Try it:
Set down each entry exactly; omit images.

Data records for software interfaces:
'''
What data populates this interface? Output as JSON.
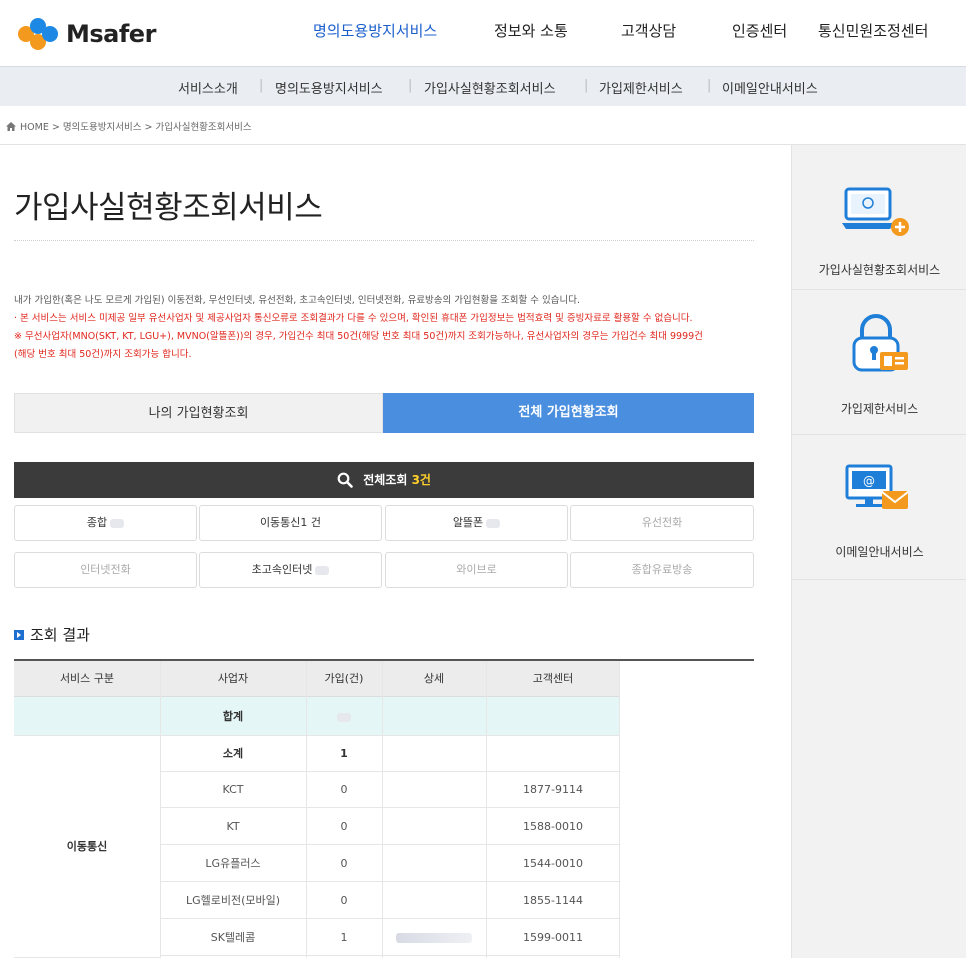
{
  "header": {
    "brand": "Msafer",
    "colors": {
      "accent": "#1b5fcc",
      "logo_orange": "#f39a1e",
      "logo_blue": "#1e88e5"
    },
    "gnb": [
      {
        "label": "명의도용방지서비스",
        "active": true
      },
      {
        "label": "정보와 소통",
        "active": false
      },
      {
        "label": "고객상담",
        "active": false
      },
      {
        "label": "인증센터",
        "active": false
      },
      {
        "label": "통신민원조정센터",
        "active": false
      }
    ]
  },
  "subnav": [
    "서비스소개",
    "명의도용방지서비스",
    "가입사실현황조회서비스",
    "가입제한서비스",
    "이메일안내서비스"
  ],
  "breadcrumb": {
    "icon": "home-icon",
    "text": "HOME > 명의도용방지서비스 > 가입사실현황조회서비스"
  },
  "page": {
    "title": "가입사실현황조회서비스",
    "desc_line1": "내가 가입한(혹은 나도 모르게 가입된) 이동전화, 무선인터넷, 유선전화, 초고속인터넷, 인터넷전화, 유료방송의 가입현황을 조회할 수 있습니다.",
    "desc_line2": "· 본 서비스는 서비스 미제공 일부 유선사업자 및 제공사업자 통신오류로 조회결과가 다를 수 있으며, 확인된 휴대폰 가입정보는 법적효력 및 증빙자료로 활용할 수 없습니다.",
    "desc_line3": "※ 무선사업자(MNO(SKT, KT, LGU+), MVNO(알뜰폰))의 경우, 가입건수 최대 50건(해당 번호 최대 50건)까지 조회가능하나, 유선사업자의 경우는 가입건수 최대 9999건",
    "desc_line4": "(해당 번호 최대 50건)까지 조회가능 합니다."
  },
  "tabs": {
    "my": "나의 가입현황조회",
    "all": "전체 가입현황조회"
  },
  "total": {
    "icon": "search-icon",
    "label": "전체조회",
    "count": "3건"
  },
  "categories": [
    {
      "label": "종합",
      "value": "",
      "enabled": true,
      "masked": true
    },
    {
      "label": "이동통신",
      "value": "1 건",
      "enabled": true,
      "masked": false
    },
    {
      "label": "알뜰폰",
      "value": "",
      "enabled": true,
      "masked": true
    },
    {
      "label": "유선전화",
      "value": "",
      "enabled": false,
      "masked": false
    },
    {
      "label": "인터넷전화",
      "value": "",
      "enabled": false,
      "masked": false
    },
    {
      "label": "초고속인터넷",
      "value": "",
      "enabled": true,
      "masked": true
    },
    {
      "label": "와이브로",
      "value": "",
      "enabled": false,
      "masked": false
    },
    {
      "label": "종합유료방송",
      "value": "",
      "enabled": false,
      "masked": false
    }
  ],
  "results": {
    "heading": "조회 결과",
    "columns": [
      "서비스 구분",
      "사업자",
      "가입(건)",
      "상세",
      "고객센터"
    ],
    "sum_label": "합계",
    "subtotal_label": "소계",
    "subtotal_value": "1",
    "group": "이동통신",
    "rows": [
      {
        "carrier": "KCT",
        "count": "0",
        "detail": "",
        "phone": "1877-9114"
      },
      {
        "carrier": "KT",
        "count": "0",
        "detail": "",
        "phone": "1588-0010"
      },
      {
        "carrier": "LG유플러스",
        "count": "0",
        "detail": "",
        "phone": "1544-0010"
      },
      {
        "carrier": "LG헬로비전(모바일)",
        "count": "0",
        "detail": "",
        "phone": "1855-1144"
      },
      {
        "carrier": "SK텔레콤",
        "count": "1",
        "detail": "masked",
        "phone": "1599-0011"
      }
    ]
  },
  "sidebar": [
    {
      "label": "가입사실현황조회서비스",
      "icon": "laptop-search-icon"
    },
    {
      "label": "가입제한서비스",
      "icon": "lock-card-icon"
    },
    {
      "label": "이메일안내서비스",
      "icon": "monitor-mail-icon"
    }
  ]
}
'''
Solution for this problem:
What data populates this interface? Output as JSON.
{
  "header": {
    "brand": "Msafer",
    "colors": {
      "accent": "#1b5fcc",
      "logo_orange": "#f39a1e",
      "logo_blue": "#1e88e5"
    },
    "gnb": [
      {
        "label": "명의도용방지서비스",
        "active": true
      },
      {
        "label": "정보와 소통",
        "active": false
      },
      {
        "label": "고객상담",
        "active": false
      },
      {
        "label": "인증센터",
        "active": false
      },
      {
        "label": "통신민원조정센터",
        "active": false
      }
    ]
  },
  "subnav": [
    "서비스소개",
    "명의도용방지서비스",
    "가입사실현황조회서비스",
    "가입제한서비스",
    "이메일안내서비스"
  ],
  "breadcrumb": {
    "icon": "home-icon",
    "text": "HOME > 명의도용방지서비스 > 가입사실현황조회서비스"
  },
  "page": {
    "title": "가입사실현황조회서비스",
    "desc_line1": "내가 가입한(혹은 나도 모르게 가입된) 이동전화, 무선인터넷, 유선전화, 초고속인터넷, 인터넷전화, 유료방송의 가입현황을 조회할 수 있습니다.",
    "desc_line2": "· 본 서비스는 서비스 미제공 일부 유선사업자 및 제공사업자 통신오류로 조회결과가 다를 수 있으며, 확인된 휴대폰 가입정보는 법적효력 및 증빙자료로 활용할 수 없습니다.",
    "desc_line3": "※ 무선사업자(MNO(SKT, KT, LGU+), MVNO(알뜰폰))의 경우, 가입건수 최대 50건(해당 번호 최대 50건)까지 조회가능하나, 유선사업자의 경우는 가입건수 최대 9999건",
    "desc_line4": "(해당 번호 최대 50건)까지 조회가능 합니다."
  },
  "tabs": {
    "my": "나의 가입현황조회",
    "all": "전체 가입현황조회"
  },
  "total": {
    "icon": "search-icon",
    "label": "전체조회",
    "count": "3건"
  },
  "categories": [
    {
      "label": "종합",
      "value": "",
      "enabled": true,
      "masked": true
    },
    {
      "label": "이동통신",
      "value": "1 건",
      "enabled": true,
      "masked": false
    },
    {
      "label": "알뜰폰",
      "value": "",
      "enabled": true,
      "masked": true
    },
    {
      "label": "유선전화",
      "value": "",
      "enabled": false,
      "masked": false
    },
    {
      "label": "인터넷전화",
      "value": "",
      "enabled": false,
      "masked": false
    },
    {
      "label": "초고속인터넷",
      "value": "",
      "enabled": true,
      "masked": true
    },
    {
      "label": "와이브로",
      "value": "",
      "enabled": false,
      "masked": false
    },
    {
      "label": "종합유료방송",
      "value": "",
      "enabled": false,
      "masked": false
    }
  ],
  "results": {
    "heading": "조회 결과",
    "columns": [
      "서비스 구분",
      "사업자",
      "가입(건)",
      "상세",
      "고객센터"
    ],
    "sum_label": "합계",
    "subtotal_label": "소계",
    "subtotal_value": "1",
    "group": "이동통신",
    "rows": [
      {
        "carrier": "KCT",
        "count": "0",
        "detail": "",
        "phone": "1877-9114"
      },
      {
        "carrier": "KT",
        "count": "0",
        "detail": "",
        "phone": "1588-0010"
      },
      {
        "carrier": "LG유플러스",
        "count": "0",
        "detail": "",
        "phone": "1544-0010"
      },
      {
        "carrier": "LG헬로비전(모바일)",
        "count": "0",
        "detail": "",
        "phone": "1855-1144"
      },
      {
        "carrier": "SK텔레콤",
        "count": "1",
        "detail": "masked",
        "phone": "1599-0011"
      }
    ]
  },
  "sidebar": [
    {
      "label": "가입사실현황조회서비스",
      "icon": "laptop-search-icon"
    },
    {
      "label": "가입제한서비스",
      "icon": "lock-card-icon"
    },
    {
      "label": "이메일안내서비스",
      "icon": "monitor-mail-icon"
    }
  ]
}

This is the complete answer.